NPS constructs the longest feral cat exclusion fence in the U.S.

A USFWS employee studies a Hawaiian petrel chick. ©USFWS - Pacific Region

The National Park Service, American Bird Conservancy, U.S. Fish and Wildlife Service, and other partners have recently completed construction on the longest cat exclusion fence in the United States.

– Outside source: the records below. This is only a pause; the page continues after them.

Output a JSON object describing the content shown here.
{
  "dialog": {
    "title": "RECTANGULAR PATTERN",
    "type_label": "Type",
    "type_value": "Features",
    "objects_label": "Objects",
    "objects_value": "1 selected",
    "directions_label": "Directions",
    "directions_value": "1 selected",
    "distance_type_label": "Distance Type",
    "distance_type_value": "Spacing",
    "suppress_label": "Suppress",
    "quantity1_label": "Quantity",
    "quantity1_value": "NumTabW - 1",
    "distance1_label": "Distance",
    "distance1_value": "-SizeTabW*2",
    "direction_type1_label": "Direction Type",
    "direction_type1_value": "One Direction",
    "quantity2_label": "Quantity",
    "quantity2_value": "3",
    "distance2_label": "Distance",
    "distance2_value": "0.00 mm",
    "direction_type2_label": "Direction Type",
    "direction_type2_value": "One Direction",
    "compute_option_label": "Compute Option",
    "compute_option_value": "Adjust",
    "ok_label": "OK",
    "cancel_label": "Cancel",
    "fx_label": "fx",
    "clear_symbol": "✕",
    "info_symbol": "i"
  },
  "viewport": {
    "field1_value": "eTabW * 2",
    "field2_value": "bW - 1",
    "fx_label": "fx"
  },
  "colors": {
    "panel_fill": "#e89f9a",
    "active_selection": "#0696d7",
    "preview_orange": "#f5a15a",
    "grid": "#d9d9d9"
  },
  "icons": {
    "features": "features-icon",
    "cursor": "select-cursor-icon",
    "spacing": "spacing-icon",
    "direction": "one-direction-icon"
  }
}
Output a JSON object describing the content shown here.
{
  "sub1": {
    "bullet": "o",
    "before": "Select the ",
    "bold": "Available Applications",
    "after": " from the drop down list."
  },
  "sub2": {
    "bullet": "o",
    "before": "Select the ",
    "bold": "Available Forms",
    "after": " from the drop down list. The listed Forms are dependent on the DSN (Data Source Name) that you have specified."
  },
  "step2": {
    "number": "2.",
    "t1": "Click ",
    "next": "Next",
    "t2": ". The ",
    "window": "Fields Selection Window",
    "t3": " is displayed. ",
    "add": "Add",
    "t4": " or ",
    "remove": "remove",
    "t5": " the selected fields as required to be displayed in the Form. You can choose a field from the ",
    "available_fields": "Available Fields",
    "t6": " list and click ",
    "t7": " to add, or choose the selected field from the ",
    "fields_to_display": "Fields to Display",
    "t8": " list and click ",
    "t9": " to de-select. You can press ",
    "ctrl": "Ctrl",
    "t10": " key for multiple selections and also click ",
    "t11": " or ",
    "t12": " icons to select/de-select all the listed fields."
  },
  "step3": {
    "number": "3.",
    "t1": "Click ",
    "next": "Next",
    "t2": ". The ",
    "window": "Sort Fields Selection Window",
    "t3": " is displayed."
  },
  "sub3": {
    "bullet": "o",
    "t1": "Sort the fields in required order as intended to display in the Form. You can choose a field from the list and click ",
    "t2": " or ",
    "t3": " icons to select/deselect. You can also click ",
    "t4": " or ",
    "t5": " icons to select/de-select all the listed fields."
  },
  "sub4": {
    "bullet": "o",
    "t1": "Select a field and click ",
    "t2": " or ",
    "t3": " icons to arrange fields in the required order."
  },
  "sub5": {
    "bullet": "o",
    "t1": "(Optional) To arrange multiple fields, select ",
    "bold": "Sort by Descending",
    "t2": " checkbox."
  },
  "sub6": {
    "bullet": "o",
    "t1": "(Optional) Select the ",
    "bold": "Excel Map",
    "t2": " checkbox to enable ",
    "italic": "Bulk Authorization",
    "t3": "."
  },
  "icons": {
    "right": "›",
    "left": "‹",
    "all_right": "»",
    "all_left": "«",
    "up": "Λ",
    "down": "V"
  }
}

Located on Hawaii’s Mauna Loa – the world’s largest volcano – the five-mile-long fence is designed to keep feral and free-roaming cats from preying on the endangered Hawaiian petrel (Pterodroma sandwichensis). The fence, which encloses 600 acres of the seabirds’ nesting area on the volcano, is six feet tall and curves at the top to prevent cats from climbing over.

A 2013 study conducted by the University of Hawaii, the U.S. Geological Survey, and NPS provided the first direct video evidence of feral cats hunting Hawaiian petrels.

Read more at The Washington Post.